Thursday, 24 August 2023

A ROBOTIC surgery aid is improving the precision of knee and hip replacements at Barwon Health, resulting in faster recoveries and shorter hospital stays.

The Mako Robot allows for an innovative procedure that helps orthopaedic surgeons perform joint replacement surgery with greater precision and safety, by combining 3D CT-based planning software with haptic technology and data analytics. These high-tech features make the surgery more accurate and predictable, leading to better results for patients.

Mako Robotic-Arm assisted surgeries begin with a CT scan to create a detailed 3D virtual model of the knee or hip joint from multiple angles, without the need for invasive surgical procedures.

This allows surgeons to design highly personalised and intricate surgical plans before placing the implant with the precision made possible by the Mako Robot.

Barwon Health surgeon Mike Galvin said the robotic procedure allowed him to implant a knee or hip replacement with much more accuracy, leading to health benefits for patients.

“The Mako Robot assists with the implantation of the hip or knee replacement, which means I can operate at a faster rate with greater precision,” he said.

“Customising the position of the implants based on the patient’s anatomy makes it possible to place a patient-specific joint replacement. It’s shown to result in a faster recovery and shorter hospital stay for knee surgeries, while hip replacements have a reduced risk of having a leg length discrepancy or dislocation.

“The data shows this procedure has the potential to reduce hospital length of stay, which improves hospital efficiency.”

Mr Galvin said surgeons were excited to offer the technology to public patients, as the treatment had previously been limited to the private system.

“This is really exciting for Barwon Health, as we are the first regional public hospital in Victoria to have one and it’s really exciting that this service can be offered in the public system.

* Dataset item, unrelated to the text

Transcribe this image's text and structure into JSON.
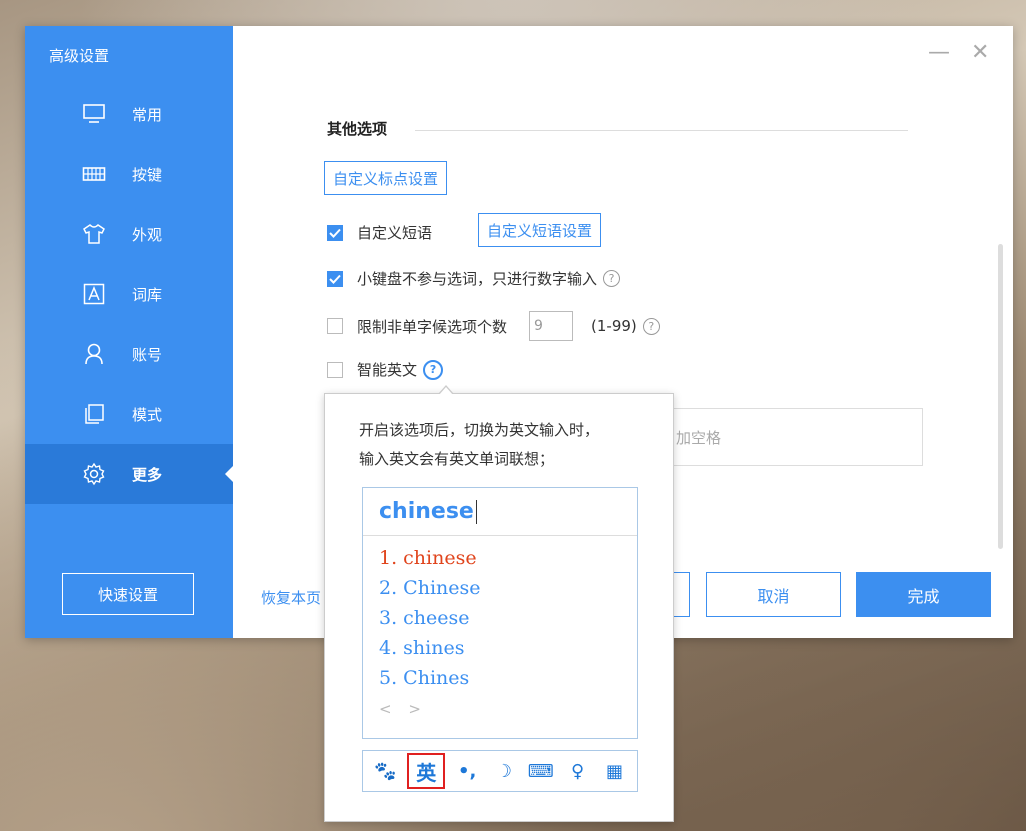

“There is training underway for all surgeons to be able to do it, with several of us who learnt to use it in private practice.”